= Beginning of Section =

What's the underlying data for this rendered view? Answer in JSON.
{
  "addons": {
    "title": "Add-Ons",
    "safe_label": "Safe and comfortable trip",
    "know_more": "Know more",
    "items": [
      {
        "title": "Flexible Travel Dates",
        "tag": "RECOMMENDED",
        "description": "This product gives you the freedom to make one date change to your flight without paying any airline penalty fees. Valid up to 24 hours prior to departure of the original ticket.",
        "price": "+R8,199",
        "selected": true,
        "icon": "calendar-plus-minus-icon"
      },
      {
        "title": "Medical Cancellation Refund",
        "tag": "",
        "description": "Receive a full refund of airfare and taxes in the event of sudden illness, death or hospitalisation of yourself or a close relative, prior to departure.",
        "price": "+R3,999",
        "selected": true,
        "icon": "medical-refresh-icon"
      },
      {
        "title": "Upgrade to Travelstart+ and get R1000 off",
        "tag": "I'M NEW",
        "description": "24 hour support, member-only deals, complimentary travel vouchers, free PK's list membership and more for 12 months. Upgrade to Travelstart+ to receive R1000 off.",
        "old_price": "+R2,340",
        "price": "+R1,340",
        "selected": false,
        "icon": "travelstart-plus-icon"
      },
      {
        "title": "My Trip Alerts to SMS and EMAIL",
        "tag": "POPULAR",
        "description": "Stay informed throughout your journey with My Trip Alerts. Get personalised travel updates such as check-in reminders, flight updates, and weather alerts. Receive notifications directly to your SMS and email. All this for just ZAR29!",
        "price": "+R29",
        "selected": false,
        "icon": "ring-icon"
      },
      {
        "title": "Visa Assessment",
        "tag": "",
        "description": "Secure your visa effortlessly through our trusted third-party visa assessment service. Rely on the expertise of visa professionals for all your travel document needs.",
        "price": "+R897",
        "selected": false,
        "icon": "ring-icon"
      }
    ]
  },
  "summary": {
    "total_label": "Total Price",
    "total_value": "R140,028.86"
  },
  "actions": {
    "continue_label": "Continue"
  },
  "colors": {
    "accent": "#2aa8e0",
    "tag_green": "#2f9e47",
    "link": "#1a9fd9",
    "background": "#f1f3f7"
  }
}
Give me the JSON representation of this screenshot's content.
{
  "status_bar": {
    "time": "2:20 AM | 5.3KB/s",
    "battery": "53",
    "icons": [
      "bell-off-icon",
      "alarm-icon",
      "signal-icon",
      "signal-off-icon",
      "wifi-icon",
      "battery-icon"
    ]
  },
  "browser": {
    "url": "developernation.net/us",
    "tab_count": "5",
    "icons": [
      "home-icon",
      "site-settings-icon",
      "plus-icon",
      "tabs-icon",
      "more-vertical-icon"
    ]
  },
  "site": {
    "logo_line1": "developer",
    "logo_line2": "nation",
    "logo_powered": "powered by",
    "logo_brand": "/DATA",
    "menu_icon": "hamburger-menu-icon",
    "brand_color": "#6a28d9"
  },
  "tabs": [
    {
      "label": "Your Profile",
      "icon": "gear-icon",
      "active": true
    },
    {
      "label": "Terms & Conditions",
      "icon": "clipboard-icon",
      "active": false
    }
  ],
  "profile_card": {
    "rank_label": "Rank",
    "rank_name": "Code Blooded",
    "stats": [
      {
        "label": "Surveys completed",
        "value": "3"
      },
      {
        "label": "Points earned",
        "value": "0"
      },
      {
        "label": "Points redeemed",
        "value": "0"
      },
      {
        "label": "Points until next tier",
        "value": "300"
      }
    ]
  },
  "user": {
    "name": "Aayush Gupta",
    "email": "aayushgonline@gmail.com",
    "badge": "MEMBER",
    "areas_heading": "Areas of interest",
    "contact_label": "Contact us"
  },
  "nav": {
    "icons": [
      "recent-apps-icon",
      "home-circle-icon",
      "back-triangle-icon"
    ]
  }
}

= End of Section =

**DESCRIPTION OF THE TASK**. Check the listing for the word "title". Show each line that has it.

**OUTPUT FOR THIS TASK**.
    "title": "Add-Ons",
        "title": "Flexible Travel Dates",
        "title": "Medical Cancellation Refund",
        "title": "Upgrade to Travelstart+ and get R1000 off",
        "title": "My Trip Alerts to SMS and EMAIL",
        "title": "Visa Assessment",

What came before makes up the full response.